**Data extracts**

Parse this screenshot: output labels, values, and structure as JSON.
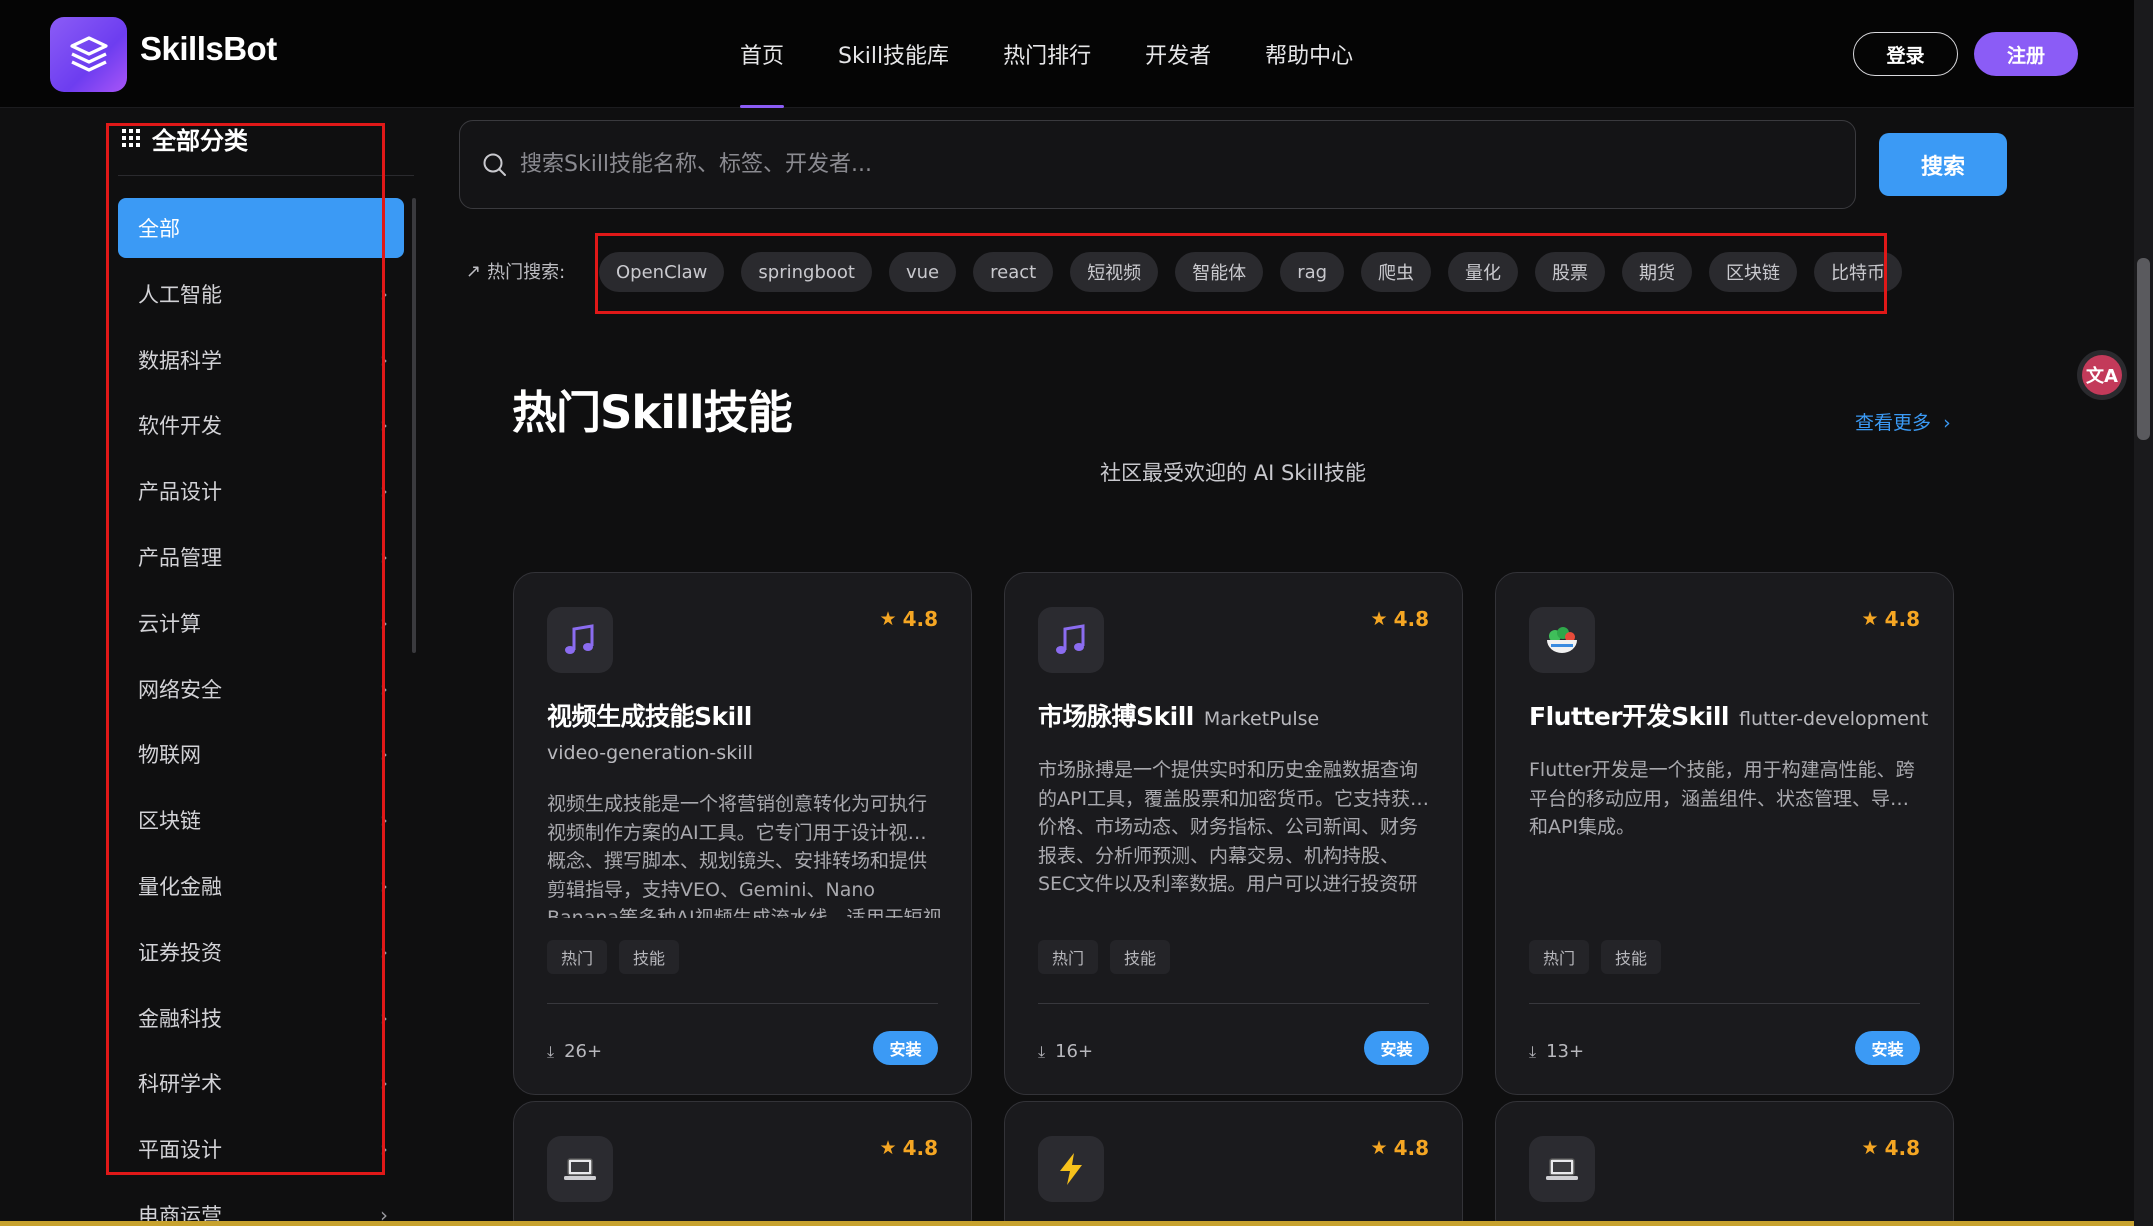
{
  "header": {
    "logo_text": "SkillsBot",
    "nav": [
      "首页",
      "Skill技能库",
      "热门排行",
      "开发者",
      "帮助中心"
    ],
    "active_nav": "首页",
    "login_label": "登录",
    "register_label": "注册"
  },
  "sidebar": {
    "title": "全部分类",
    "items": [
      "全部",
      "人工智能",
      "数据科学",
      "软件开发",
      "产品设计",
      "产品管理",
      "云计算",
      "网络安全",
      "物联网",
      "区块链",
      "量化金融",
      "证券投资",
      "金融科技",
      "科研学术",
      "平面设计",
      "电商运营"
    ],
    "active": "全部"
  },
  "search": {
    "placeholder": "搜索Skill技能名称、标签、开发者...",
    "button_label": "搜索",
    "hot_label": "热门搜索:",
    "hot_tags": [
      "OpenClaw",
      "springboot",
      "vue",
      "react",
      "短视频",
      "智能体",
      "rag",
      "爬虫",
      "量化",
      "股票",
      "期货",
      "区块链",
      "比特币"
    ]
  },
  "section": {
    "title": "热门Skill技能",
    "more_label": "查看更多",
    "subtitle": "社区最受欢迎的 AI Skill技能"
  },
  "cards": [
    {
      "icon": "music-note-icon",
      "rating": "4.8",
      "name": "视频生成技能Skill",
      "alias": "",
      "slug": "video-generation-skill",
      "description": "视频生成技能是一个将营销创意转化为可执行视频制作方案的AI工具。它专门用于设计视…概念、撰写脚本、规划镜头、安排转场和提供剪辑指导，支持VEO、Gemini、Nano Banana等多种AI视频生成流水线，适用于短视频（如",
      "badges": [
        "热门",
        "技能"
      ],
      "downloads": "26+",
      "install_label": "安装"
    },
    {
      "icon": "music-note-icon",
      "rating": "4.8",
      "name": "市场脉搏Skill",
      "alias": "MarketPulse",
      "slug": "",
      "description": "市场脉搏是一个提供实时和历史金融数据查询的API工具，覆盖股票和加密货币。它支持获…价格、市场动态、财务指标、公司新闻、财务报表、分析师预测、内幕交易、机构持股、SEC文件以及利率数据。用户可以进行投资研究、跨资产组合分析、市场筛选、财报分析和",
      "badges": [
        "热门",
        "技能"
      ],
      "downloads": "16+",
      "install_label": "安装"
    },
    {
      "icon": "salad-bowl-icon",
      "rating": "4.8",
      "name": "Flutter开发Skill",
      "alias": "flutter-development",
      "slug": "",
      "description": "Flutter开发是一个技能，用于构建高性能、跨平台的移动应用，涵盖组件、状态管理、导…和API集成。",
      "badges": [
        "热门",
        "技能"
      ],
      "downloads": "13+",
      "install_label": "安装"
    },
    {
      "icon": "laptop-icon",
      "rating": "4.8"
    },
    {
      "icon": "lightning-icon",
      "rating": "4.8"
    },
    {
      "icon": "laptop-icon",
      "rating": "4.8"
    }
  ],
  "colors": {
    "accent_purple": "#8b5cf6",
    "accent_blue": "#3b9af5",
    "star": "#f5a623",
    "annotation_red": "#e01818"
  }
}
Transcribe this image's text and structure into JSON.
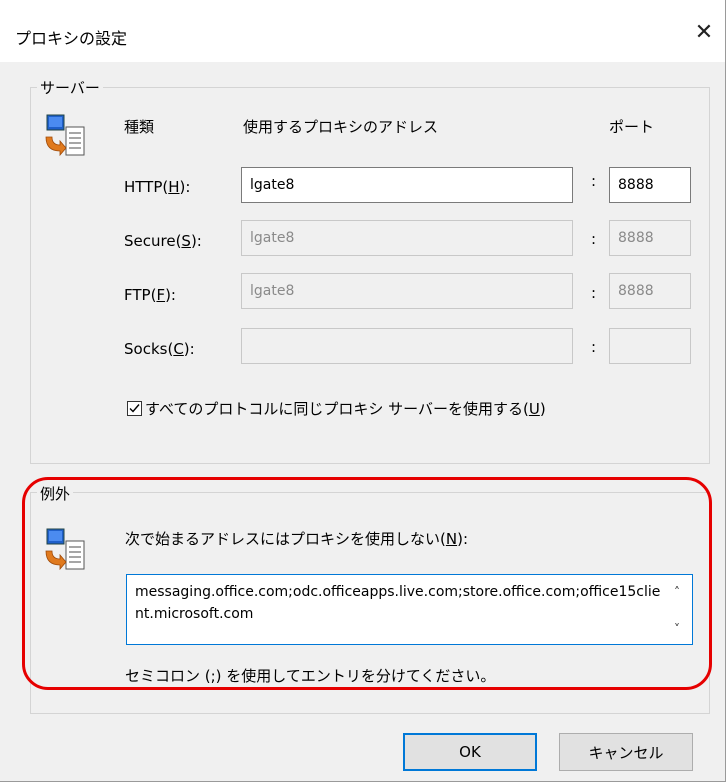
{
  "window": {
    "title": "プロキシの設定",
    "close_glyph": "✕"
  },
  "servers": {
    "group_label": "サーバー",
    "headers": {
      "type": "種類",
      "address": "使用するプロキシのアドレス",
      "port": "ポート"
    },
    "rows": [
      {
        "label": "HTTP(",
        "mnemonic": "H",
        "label_end": "):",
        "address": "lgate8",
        "port": "8888",
        "enabled": true
      },
      {
        "label": "Secure(",
        "mnemonic": "S",
        "label_end": "):",
        "address": "lgate8",
        "port": "8888",
        "enabled": false
      },
      {
        "label": "FTP(",
        "mnemonic": "F",
        "label_end": "):",
        "address": "lgate8",
        "port": "8888",
        "enabled": false
      },
      {
        "label": "Socks(",
        "mnemonic": "C",
        "label_end": "):",
        "address": "",
        "port": "",
        "enabled": false
      }
    ],
    "colon": ":",
    "same_proxy": {
      "label": "すべてのプロトコルに同じプロキシ サーバーを使用する(",
      "mnemonic": "U",
      "label_end": ")",
      "checked": true
    }
  },
  "exceptions": {
    "group_label": "例外",
    "prompt": "次で始まるアドレスにはプロキシを使用しない(",
    "prompt_mnemonic": "N",
    "prompt_end": "):",
    "value": "messaging.office.com;odc.officeapps.live.com;store.office.com;office15client.microsoft.com",
    "hint": "セミコロン (;) を使用してエントリを分けてください。"
  },
  "buttons": {
    "ok": "OK",
    "cancel": "キャンセル"
  },
  "colors": {
    "highlight": "#e60000",
    "focus": "#0078d7"
  }
}
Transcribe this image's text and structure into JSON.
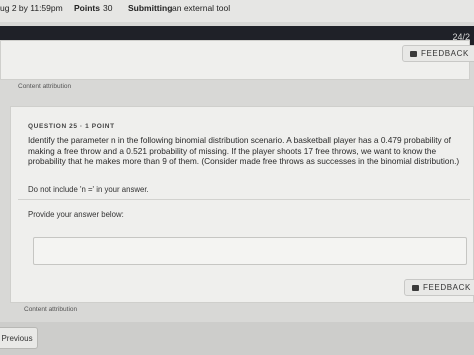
{
  "topbar": {
    "due": "ug 2 by 11:59pm",
    "points_label": "Points",
    "points_value": "30",
    "submitting_label": "Submitting",
    "submitting_value": "an external tool"
  },
  "progress": "24/2",
  "feedback_label": "FEEDBACK",
  "content_attribution": "Content attribution",
  "question": {
    "header": "QUESTION 25 · 1 POINT",
    "text": "Identify the parameter n in the following binomial distribution scenario. A basketball player has a 0.479 probability of making a free throw and a 0.521 probability of missing. If the player shoots 17 free throws, we want to know the probability that he makes more than 9 of them. (Consider made free throws as successes in the binomial distribution.)",
    "note": "Do not include 'n =' in your answer.",
    "prompt": "Provide your answer below:",
    "answer_value": ""
  },
  "nav": {
    "previous": "Previous"
  }
}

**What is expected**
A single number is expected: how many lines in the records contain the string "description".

**Output below**
3